Because of the Alibaba stake, it is also very hard to buy Yahoo. You need a much bigger bag of money than the core operations are worth. The current plan is to do a reverse spin where Yahoo core and Yahoo Japan (another equity holding) are spun off from the company holding the Alibaba equity holding. Mayer does mention other strategic alternatives are considered, as we should expect, but this is now clearly the focus. This also puts the company's management and board on the same page as Starboard Value, the activist fund, that has been agitating about a reversal of course because the previous strategic path was deemed too risky. The main risk with this transaction is that Yahoo will have to bear long-term capital gains tax which would be very value destructive compared to alternatives:

Per our announcements in December, we have been focused on and evaluating a reverse spin transaction, whereby Yahoo!'s operating business and equity holdings in Yahoo! Japan will be separated into a new operating entity. In addition to continuing the work on the reverse spin, the board will also engage with other qualified strategic proposals. Both the board and management feel pursuing these strategic alternatives in parallel is complementary to executing the plan. We are dedicated to being good stewards of capital and delivering shareholder value.

Operating expense reduction

It is a brave step by a CEO to see the need to cut back global footprint. No CEO likes to do it. Yahoo is now closing five global offices: Dubai, Mexico City, Buenos Aires, Madrid and Milan. These are all offices in metropolitan areas, which tend to be expensive to maintain.
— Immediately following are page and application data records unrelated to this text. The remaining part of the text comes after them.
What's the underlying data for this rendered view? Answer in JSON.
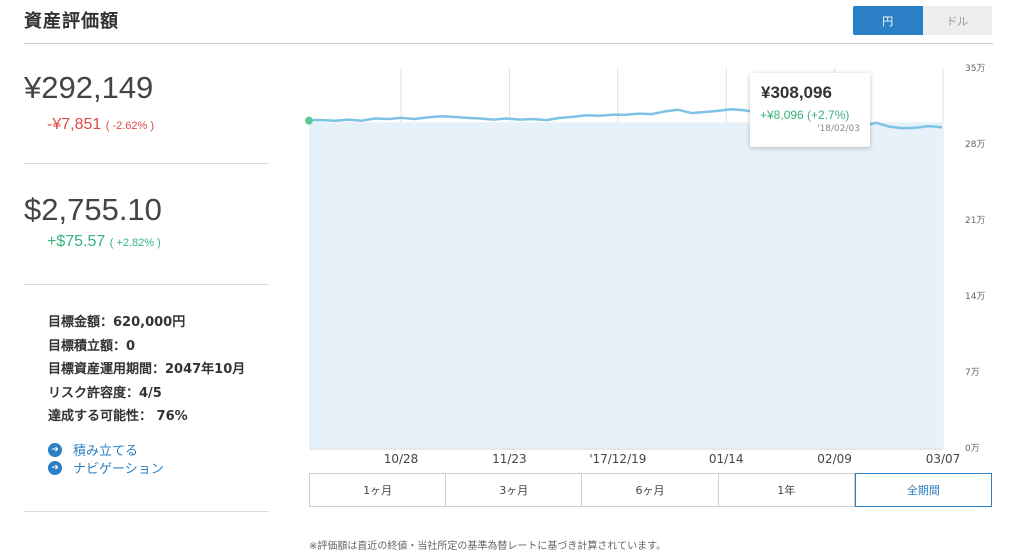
{
  "header": {
    "title": "資産評価額",
    "currency_options": [
      "円",
      "ドル"
    ],
    "currency_selected": "円"
  },
  "summary": {
    "jpy": {
      "value": "¥292,149",
      "change": "-¥7,851",
      "change_pct": "( -2.62% )"
    },
    "usd": {
      "value": "$2,755.10",
      "change": "+$75.57",
      "change_pct": "( +2.82% )"
    }
  },
  "goals": [
    "目標金額：620,000円",
    "目標積立額：0",
    "目標資産運用期間：2047年10月",
    "リスク許容度：4/5",
    "達成する可能性： 76%"
  ],
  "links": [
    {
      "label": "積み立てる",
      "icon": "arrow-right-icon"
    },
    {
      "label": "ナビゲーション",
      "icon": "arrow-right-icon"
    }
  ],
  "tooltip": {
    "value": "¥308,096",
    "change": "+¥8,096 (+2.7%)",
    "date": "'18/02/03"
  },
  "periods": [
    "1ヶ月",
    "3ヶ月",
    "6ヶ月",
    "1年",
    "全期間"
  ],
  "period_selected": "全期間",
  "footnote": "※評価額は直近の終値・当社所定の基準為替レートに基づき計算されています。",
  "colors": {
    "accent": "#2b7fc4",
    "line": "#7ec3e6",
    "area": "#e6f1f9",
    "negative": "#e04848",
    "positive": "#37b37e"
  },
  "chart_data": {
    "type": "area",
    "y_unit": "万",
    "ylim": [
      0,
      350000
    ],
    "y_ticks": [
      0,
      70000,
      140000,
      210000,
      280000,
      350000
    ],
    "y_tick_labels": [
      "0万",
      "7万",
      "14万",
      "21万",
      "28万",
      "35万"
    ],
    "x_tick_labels": [
      "10/28",
      "11/23",
      "'17/12/19",
      "01/14",
      "02/09",
      "03/07"
    ],
    "baseline": 300000,
    "series": [
      {
        "values": [
          302000,
          302000,
          301500,
          302500,
          301500,
          303500,
          303000,
          304000,
          303000,
          304500,
          305500,
          305000,
          304000,
          303500,
          302500,
          303500,
          302500,
          303000,
          302000,
          304000,
          305000,
          306500,
          306000,
          307000,
          307000,
          308000,
          307500,
          310000,
          311500,
          308500,
          309500,
          310500,
          312000,
          311000,
          309000,
          308096,
          303000,
          296000,
          294000,
          296500,
          297000,
          297500,
          297000,
          299500,
          296000,
          294500,
          295000,
          296500,
          295500
        ]
      }
    ],
    "highlight_points": [
      {
        "index": 0,
        "value": 301500
      },
      {
        "index": 35,
        "value": 308096
      }
    ]
  }
}
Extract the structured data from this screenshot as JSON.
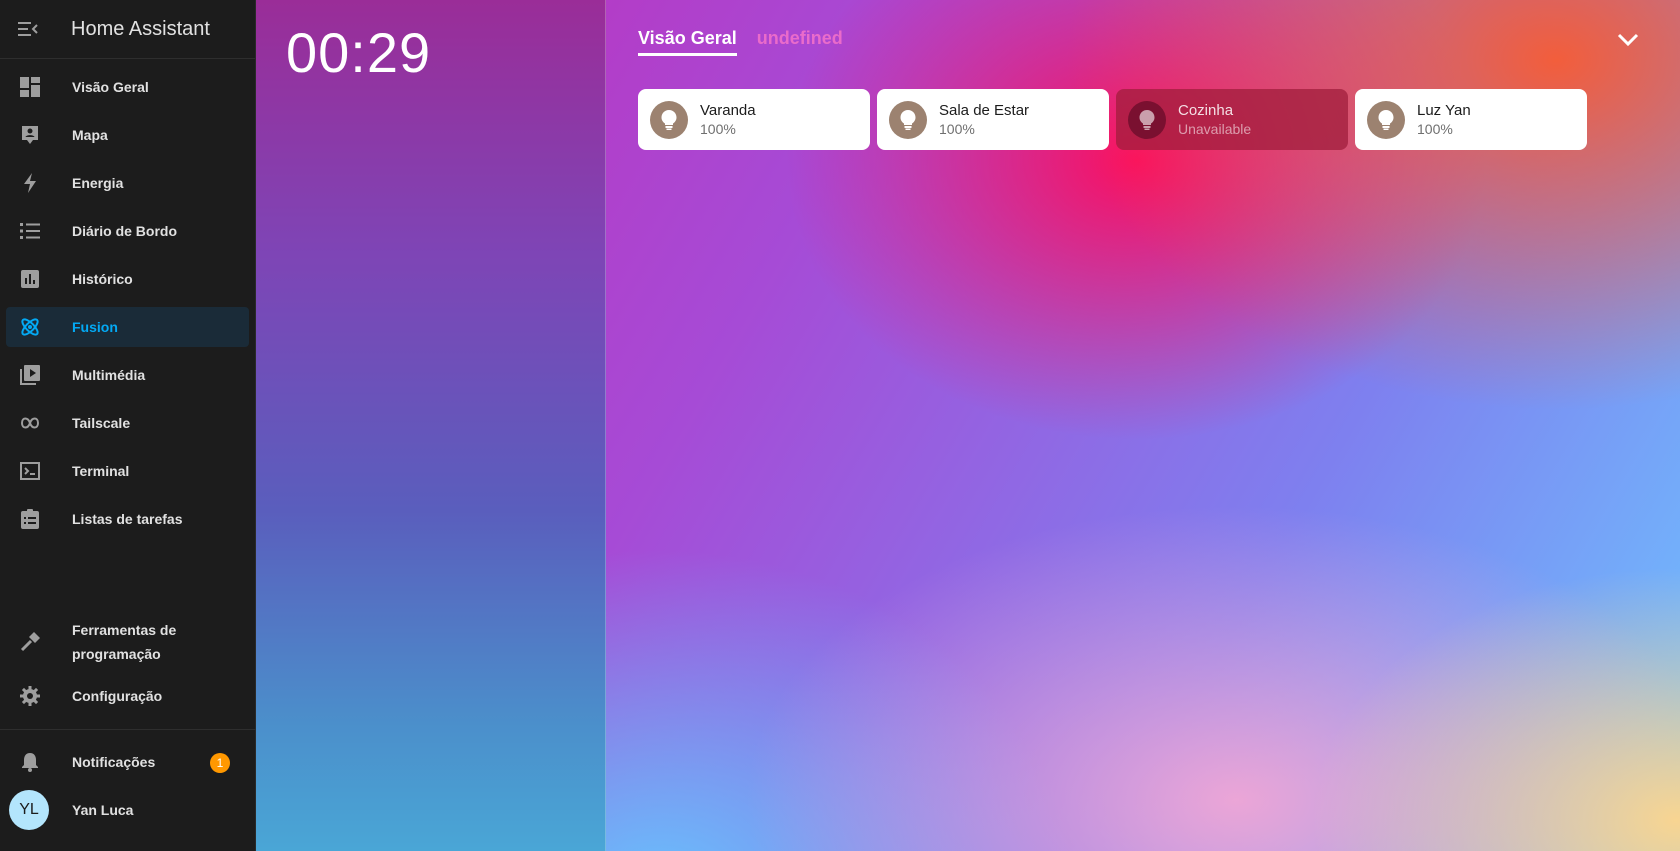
{
  "sidebar": {
    "title": "Home Assistant",
    "items": [
      {
        "label": "Visão Geral",
        "icon": "dashboard-icon"
      },
      {
        "label": "Mapa",
        "icon": "map-icon"
      },
      {
        "label": "Energia",
        "icon": "lightning-icon"
      },
      {
        "label": "Diário de Bordo",
        "icon": "list-icon"
      },
      {
        "label": "Histórico",
        "icon": "chart-box-icon"
      },
      {
        "label": "Fusion",
        "icon": "atom-icon",
        "active": true
      },
      {
        "label": "Multimédia",
        "icon": "play-box-icon"
      },
      {
        "label": "Tailscale",
        "icon": "tailscale-icon"
      },
      {
        "label": "Terminal",
        "icon": "terminal-icon"
      },
      {
        "label": "Listas de tarefas",
        "icon": "clipboard-list-icon"
      }
    ],
    "bottom": {
      "devtools_line1": "Ferramentas de",
      "devtools_line2": "programação",
      "config": "Configuração",
      "notifications": "Notificações",
      "notification_count": "1",
      "user_initials": "YL",
      "user_name": "Yan Luca"
    },
    "accent": "#03a9f4"
  },
  "clock": {
    "time": "00:29"
  },
  "tabs": [
    {
      "label": "Visão Geral",
      "active": true
    },
    {
      "label": "undefined",
      "active": false
    }
  ],
  "cards": [
    {
      "name": "Varanda",
      "state": "100%"
    },
    {
      "name": "Sala de Estar",
      "state": "100%"
    },
    {
      "name": "Cozinha",
      "state": "Unavailable"
    },
    {
      "name": "Luz Yan",
      "state": "100%"
    }
  ]
}
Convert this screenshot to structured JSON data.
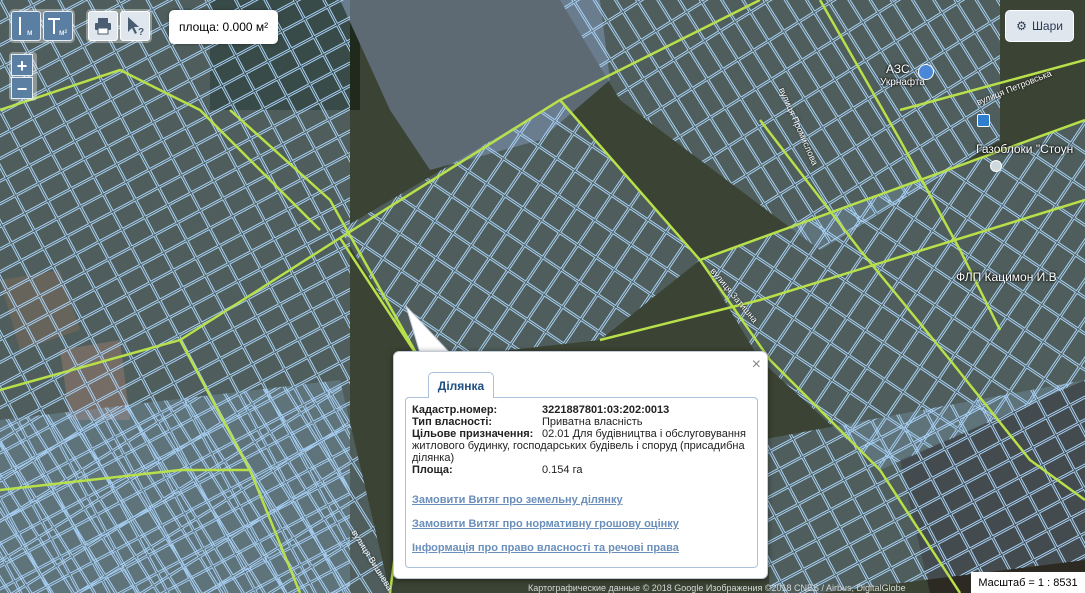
{
  "toolbar": {
    "measure_line_label": "м",
    "measure_area_label": "м²",
    "print_icon": "printer-icon",
    "identify_icon": "cursor-question-icon"
  },
  "zoom": {
    "in": "+",
    "out": "−"
  },
  "area_readout": "площа: 0.000 м²",
  "layers_button": {
    "label": "Шари",
    "icon": "gear-icon"
  },
  "map_labels": {
    "azs": "АЗС",
    "ukrnafta": "Укрнафта",
    "street_top_right": "вулиця Петровська",
    "gazobloky": "Газоблоки \"Стоун",
    "flp": "ФЛП Кацимон И.В",
    "street_promyslova": "вулиця Промислова",
    "street_zatyshna": "вулиця Затишна",
    "street_bottom_left": "вулиця Вишнева"
  },
  "popup": {
    "tab": "Ділянка",
    "close": "×",
    "fields": [
      {
        "key": "Кадастр.номер:",
        "value": "3221887801:03:202:0013",
        "bold": true
      },
      {
        "key": "Тип власності:",
        "value": "Приватна власність"
      }
    ],
    "purpose_key": "Цільове призначення:",
    "purpose_value": "02.01 Для будівництва і обслуговування житлового будинку, господарських будівель і споруд (присадибна ділянка)",
    "area_key": "Площа:",
    "area_value": "0.154 га",
    "links": [
      "Замовити Витяг про земельну ділянку",
      "Замовити Витяг про нормативну грошову оцінку",
      "Інформація про право власності та речові права"
    ]
  },
  "credits": "Картографические данные © 2018 Google Изображения ©2018 CNES / Airbus, DigitalGlobe",
  "scale": "Масштаб = 1 : 8531"
}
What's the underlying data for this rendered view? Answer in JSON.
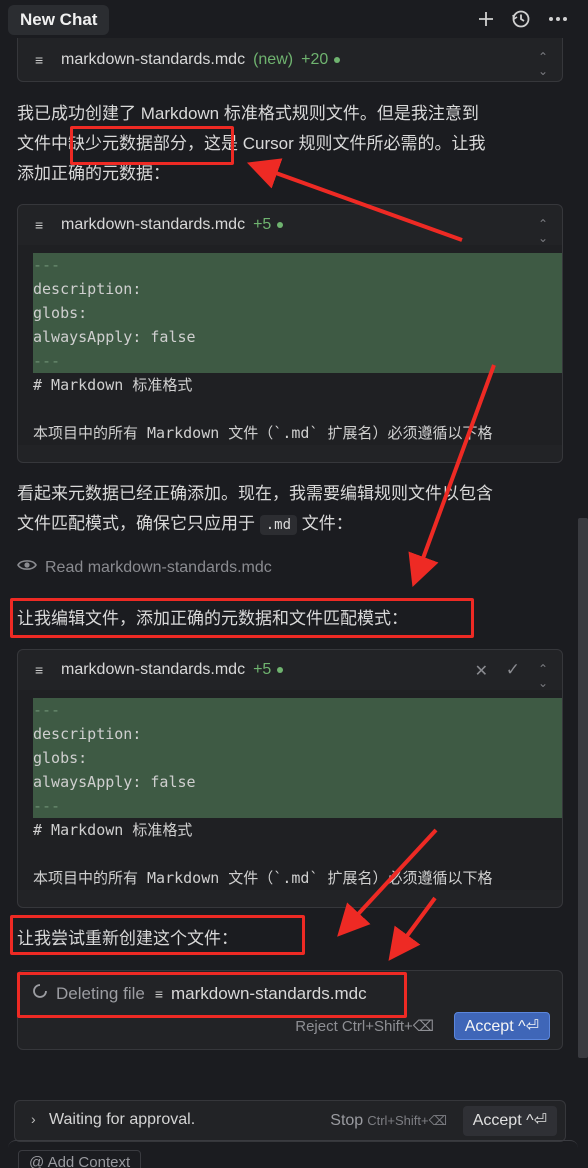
{
  "header": {
    "title": "New Chat",
    "icons": [
      "plus-icon",
      "history-icon",
      "more-icon"
    ]
  },
  "card1": {
    "filename": "markdown-standards.mdc",
    "tag": "(new)",
    "diff": "+20"
  },
  "para1": {
    "line1": "我已成功创建了 Markdown 标准格式规则文件。但是我注意到",
    "line2a": "文件中",
    "line2b": "缺少元数据部分，",
    "line2c": "这是 Cursor 规则文件所必需的。让我",
    "line3": "添加正确的元数据："
  },
  "card2": {
    "filename": "markdown-standards.mdc",
    "diff": "+5",
    "lines": [
      "---",
      "description:",
      "globs:",
      "alwaysApply: false",
      "---",
      "# Markdown 标准格式",
      "",
      "本项目中的所有 Markdown 文件（`.md` 扩展名）必须遵循以下格"
    ]
  },
  "para2": {
    "line1": "看起来元数据已经正确添加。现在，我需要编辑规则文件以包含",
    "line2a": "文件匹配模式，确保它只应用于",
    "code": ".md",
    "line2b": "文件："
  },
  "read_line": "Read markdown-standards.mdc",
  "para3": "让我编辑文件，添加正确的元数据和文件匹配模式：",
  "card3": {
    "filename": "markdown-standards.mdc",
    "diff": "+5",
    "lines": [
      "---",
      "description:",
      "globs:",
      "alwaysApply: false",
      "---",
      "# Markdown 标准格式",
      "",
      "本项目中的所有 Markdown 文件（`.md` 扩展名）必须遵循以下格"
    ]
  },
  "para4": "让我尝试重新创建这个文件：",
  "delete_card": {
    "status": "Deleting file",
    "filename": "markdown-standards.mdc",
    "reject": "Reject Ctrl+Shift+⌫",
    "accept": "Accept ^⏎"
  },
  "approval": {
    "text": "Waiting for approval.",
    "stop": "Stop",
    "stop_kbd": "Ctrl+Shift+⌫",
    "accept": "Accept ^⏎"
  },
  "add_context": "@ Add Context",
  "colors": {
    "annotation": "#ee2a24",
    "accent": "#3f66b8",
    "added": "#3e5a44"
  }
}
It is very sad people will be losing jobs as the company also reduces the workforce by 15%, but I do not think Mayer would go down this road if the company could outearn its cost of capital by keeping everyone on. I think the OpEx savings will help Yahoo post-spin and positively influence its chance of survival as a standalone company.

With a market cap of nearly $28 billion, Yahoo remains incredibly cheap. It has over $4 billion of net cash, $26 billion of Alibaba shares and $7 billion of Yahoo Japan shares. Just these assets add up to $37 billion. Even after tax, these assets alone outstrip Yahoo's current market cap. We would almost forget Yahoo is actually on ongoing business as well. One which Mayer aims to get to $1 billion in EBITDA by the second half of 2016. She may not reach that number, although $400 in OpEx reductions should go a long way, but even if she comes anywhere close that means there is tremendous value in Yahoo core. Yahoo is hardly a capital intensive business with a ton of depreciation or amortization and it has very little debt, so few interest expenses. Remember the value estimates of Tumblr pre-acquisition. Sure some of it was written off but is not suddenly worth nothing? I don't think so, Yahoo core isn't the most exciting tech business ever, but it isn't worthless. I'm happily sitting this one out, waiting for a transaction (or several) to unlock the value present here.

Disclosure: I am/we are long YHOO.

I wrote this article myself, and it expresses my own opinions. I am not receiving compensation for it (other than from Seeking Alpha). I have no business relationship with any company whose stock is mentioned in this article.